When I was little I used to sing:
“Life without Jesus is like a donut, is like a donut, is like a donut,
life without Jesus is like a donut, cause there’s a hole in the middle of your heart.”
I now have a life without Jesus. I guess it is sort of like a donut because it’s pretty sweet. But I ain’t got no hole in my heart.
This song is really just another example of Christians painting non-Christianity as empty and awful. I’ve talked about this before. Here and here. Feeding children songs like this teaches them that they do not want to ever lose Jesus. It scares them out of thinking critically.
Honestly, I think my heart was emptier when I did believe in Christianity. The constant guilt, the knowledge that I belonged to Him; I felt loved, but I felt so out of control. I felt like I could do nothing without Him, that I was nothing without Him. I felt like I was trying to keep up with God, trying to serve Him and be more like Him, but I could never keep up. It was like He kept leaving me behind, abandoning me.
Obviously this was all in my head, because God doesn’t exist. I think I was afraid of the truth, but I felt like I couldn’t escape. I didn’t want to become like a donut. Then I realised that I had no choice. The doubts were growing whether I liked it or not. In the end, I did not become a donut, my heart became more complete than ever.
Another song I used to sing went like this:
“I’m too young to march in the infantry, ride in the cavalry, shoot the artillery
I’m too young to ride over land and sea,
But I’m in the Lord’s Army! YES SIR.”
This song also is troubling. Given the fact that we live in an age of religious extremism, the military analogy is extremely inappropriate. Even grown-up Christian organisations do this: The Army of God church, the Salvation Army… why the violent imagery? These militarily named organisations often do great charity work, I certainly support that, but these war words make me very nervous and uncomfortable. Imagine if there was a mosque in your street called The Army of Allah. I would be freaking out. Why is it okay for Christians to do it?

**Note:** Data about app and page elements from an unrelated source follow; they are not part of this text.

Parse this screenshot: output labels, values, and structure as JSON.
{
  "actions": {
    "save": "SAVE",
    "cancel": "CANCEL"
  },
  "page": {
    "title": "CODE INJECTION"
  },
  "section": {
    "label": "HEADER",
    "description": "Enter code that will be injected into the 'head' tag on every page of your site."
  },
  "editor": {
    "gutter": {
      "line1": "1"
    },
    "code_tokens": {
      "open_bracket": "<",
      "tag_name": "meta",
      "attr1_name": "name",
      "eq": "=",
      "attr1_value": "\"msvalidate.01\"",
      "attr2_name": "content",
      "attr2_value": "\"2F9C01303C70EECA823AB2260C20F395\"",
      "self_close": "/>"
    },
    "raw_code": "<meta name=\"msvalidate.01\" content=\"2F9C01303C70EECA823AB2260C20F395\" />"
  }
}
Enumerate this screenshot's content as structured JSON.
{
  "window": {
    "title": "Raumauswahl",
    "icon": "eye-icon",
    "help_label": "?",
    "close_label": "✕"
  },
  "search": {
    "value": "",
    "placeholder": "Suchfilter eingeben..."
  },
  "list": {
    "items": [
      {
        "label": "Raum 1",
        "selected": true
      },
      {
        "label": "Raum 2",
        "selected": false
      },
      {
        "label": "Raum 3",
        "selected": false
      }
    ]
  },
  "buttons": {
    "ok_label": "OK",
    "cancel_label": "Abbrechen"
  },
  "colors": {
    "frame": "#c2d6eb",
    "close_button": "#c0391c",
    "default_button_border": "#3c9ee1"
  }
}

Songs are great tools for teaching (or brainwashing) children, so be very careful that what you teach is true.
Kirk Cameron may not have had a lot of credibility before this video, but he sure doesn’t have any now. I know that some Christians are irrational and delusional in their belief, but this guy took it a step too far. He obviously didn’t think this theory through. Somewhere in the world, there is a Christian panicking because their banana did not come with a “pull tab” and wondering what does it all mean? Here’s hoping Kirk Cameron is the only one gullible enough to swallow this cupful of crazy.

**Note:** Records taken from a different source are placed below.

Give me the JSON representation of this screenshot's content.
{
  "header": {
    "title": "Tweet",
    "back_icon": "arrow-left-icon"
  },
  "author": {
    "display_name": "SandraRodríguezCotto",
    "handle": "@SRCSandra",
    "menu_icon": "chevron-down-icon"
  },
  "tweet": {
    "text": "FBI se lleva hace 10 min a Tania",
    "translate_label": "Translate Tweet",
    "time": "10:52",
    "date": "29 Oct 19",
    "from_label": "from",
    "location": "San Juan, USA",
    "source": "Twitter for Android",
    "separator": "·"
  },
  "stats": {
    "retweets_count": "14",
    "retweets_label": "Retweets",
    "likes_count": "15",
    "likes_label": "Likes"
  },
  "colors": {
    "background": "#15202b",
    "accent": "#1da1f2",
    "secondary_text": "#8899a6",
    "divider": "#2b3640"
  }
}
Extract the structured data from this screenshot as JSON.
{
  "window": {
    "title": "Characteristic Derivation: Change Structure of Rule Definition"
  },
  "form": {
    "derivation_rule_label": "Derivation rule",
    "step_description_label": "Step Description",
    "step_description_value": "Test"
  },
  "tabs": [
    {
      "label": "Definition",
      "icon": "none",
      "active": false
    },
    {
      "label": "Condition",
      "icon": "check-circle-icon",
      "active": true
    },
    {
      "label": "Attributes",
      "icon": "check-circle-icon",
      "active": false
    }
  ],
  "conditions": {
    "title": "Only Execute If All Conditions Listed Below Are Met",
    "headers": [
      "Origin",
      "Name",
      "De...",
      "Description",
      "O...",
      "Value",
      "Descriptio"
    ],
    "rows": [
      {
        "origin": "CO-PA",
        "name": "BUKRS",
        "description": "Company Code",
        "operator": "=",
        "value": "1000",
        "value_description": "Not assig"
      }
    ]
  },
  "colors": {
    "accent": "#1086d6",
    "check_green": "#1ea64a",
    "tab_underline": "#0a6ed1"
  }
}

I don’t know about you guys, but I feel like an absolute genius after watching this.
Cheers and Happy Fat Tuesday!